▶ _INSTRUCTIONS FOR THE TASK_
Show each line of the listing in which the word "this" occurs.

INPUT DATA START

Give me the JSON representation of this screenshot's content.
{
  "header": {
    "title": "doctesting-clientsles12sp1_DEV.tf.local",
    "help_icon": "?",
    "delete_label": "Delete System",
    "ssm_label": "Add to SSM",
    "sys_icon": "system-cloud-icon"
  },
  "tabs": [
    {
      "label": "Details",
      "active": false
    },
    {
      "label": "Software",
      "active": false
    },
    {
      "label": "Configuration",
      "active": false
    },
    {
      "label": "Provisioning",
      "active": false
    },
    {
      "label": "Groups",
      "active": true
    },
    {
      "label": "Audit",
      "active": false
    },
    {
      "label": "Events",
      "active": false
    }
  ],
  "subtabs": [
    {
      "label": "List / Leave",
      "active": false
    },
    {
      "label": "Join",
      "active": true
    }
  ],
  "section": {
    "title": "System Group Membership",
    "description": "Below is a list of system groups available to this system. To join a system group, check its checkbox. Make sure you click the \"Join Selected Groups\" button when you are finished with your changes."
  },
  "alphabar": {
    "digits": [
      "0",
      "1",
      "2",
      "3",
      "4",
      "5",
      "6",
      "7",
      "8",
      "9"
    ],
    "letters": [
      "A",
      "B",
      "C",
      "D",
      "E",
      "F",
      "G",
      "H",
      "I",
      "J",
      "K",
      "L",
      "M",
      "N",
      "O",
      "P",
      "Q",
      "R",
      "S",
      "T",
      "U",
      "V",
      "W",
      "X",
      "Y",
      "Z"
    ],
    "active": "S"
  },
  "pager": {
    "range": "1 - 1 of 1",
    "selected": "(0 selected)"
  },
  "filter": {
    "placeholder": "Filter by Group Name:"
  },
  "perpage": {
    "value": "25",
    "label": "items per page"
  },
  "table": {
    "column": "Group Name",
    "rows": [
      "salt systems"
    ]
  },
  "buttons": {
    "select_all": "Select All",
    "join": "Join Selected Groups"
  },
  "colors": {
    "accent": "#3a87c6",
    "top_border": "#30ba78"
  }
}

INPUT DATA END

▶ _ANSWER SPACE_
Give me the JSON representation of this screenshot's content.
    "description": "Below is a list of system groups available to this system. To join a system group, check its checkbox. Make sure you click the \"Join Selected Groups\" button when you are finished with your changes."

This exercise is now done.